▶ [Description of the task]: Pick each line that has "image" out of the records.

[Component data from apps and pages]
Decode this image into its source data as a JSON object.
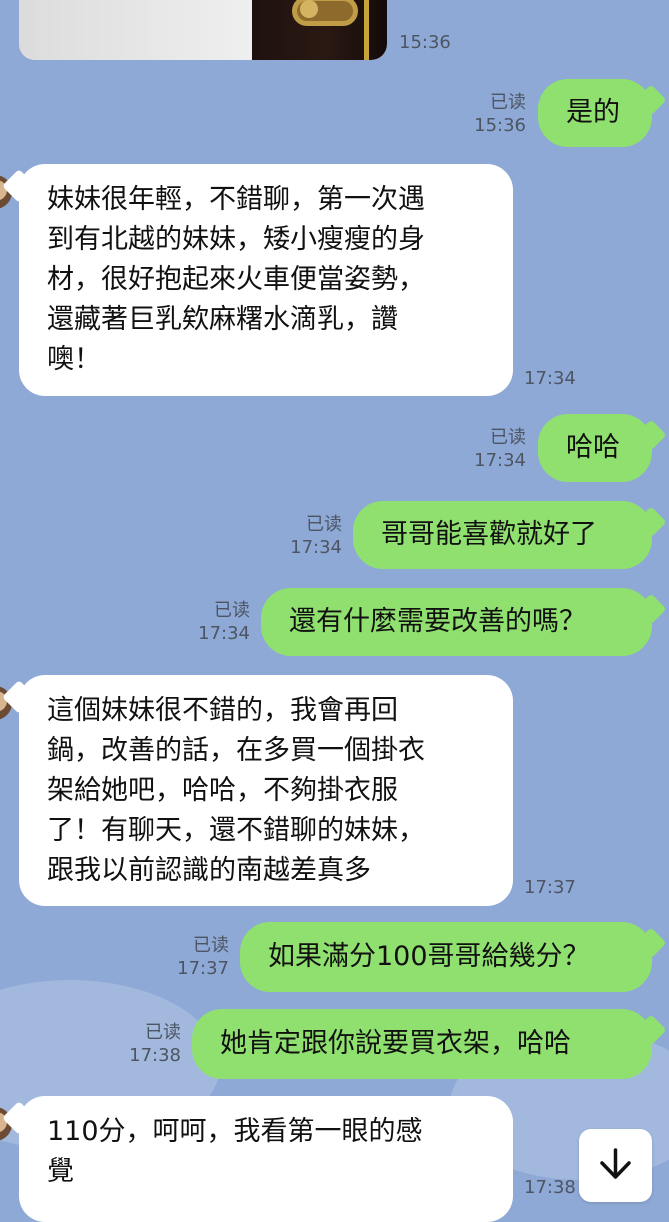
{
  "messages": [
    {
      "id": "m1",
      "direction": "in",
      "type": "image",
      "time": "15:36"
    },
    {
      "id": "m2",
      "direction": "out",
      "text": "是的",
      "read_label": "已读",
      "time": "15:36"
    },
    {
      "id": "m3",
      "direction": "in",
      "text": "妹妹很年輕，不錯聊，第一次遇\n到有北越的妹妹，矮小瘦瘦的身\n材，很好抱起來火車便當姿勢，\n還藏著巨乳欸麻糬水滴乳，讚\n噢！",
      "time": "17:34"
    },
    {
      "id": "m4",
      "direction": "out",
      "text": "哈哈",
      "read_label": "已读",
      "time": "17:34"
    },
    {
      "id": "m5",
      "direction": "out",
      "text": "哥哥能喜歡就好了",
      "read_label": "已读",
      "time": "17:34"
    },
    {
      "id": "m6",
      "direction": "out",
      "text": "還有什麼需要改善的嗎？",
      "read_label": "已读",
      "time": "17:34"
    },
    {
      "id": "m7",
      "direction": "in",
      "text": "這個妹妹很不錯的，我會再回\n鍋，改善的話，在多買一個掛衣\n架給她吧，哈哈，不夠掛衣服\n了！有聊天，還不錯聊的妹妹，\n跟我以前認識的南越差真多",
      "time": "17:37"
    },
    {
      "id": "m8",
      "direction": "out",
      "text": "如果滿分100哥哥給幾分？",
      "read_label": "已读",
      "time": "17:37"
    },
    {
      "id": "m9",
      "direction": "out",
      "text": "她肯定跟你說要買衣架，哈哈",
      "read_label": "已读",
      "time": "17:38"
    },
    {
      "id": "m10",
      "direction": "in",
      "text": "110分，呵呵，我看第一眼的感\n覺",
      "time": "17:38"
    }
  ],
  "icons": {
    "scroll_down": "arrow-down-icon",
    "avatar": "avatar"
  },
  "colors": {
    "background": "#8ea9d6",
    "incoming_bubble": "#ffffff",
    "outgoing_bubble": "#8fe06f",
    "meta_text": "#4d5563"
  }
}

▶ [Written response]:
Decode this image into its source data as a JSON object.
      "type": "image",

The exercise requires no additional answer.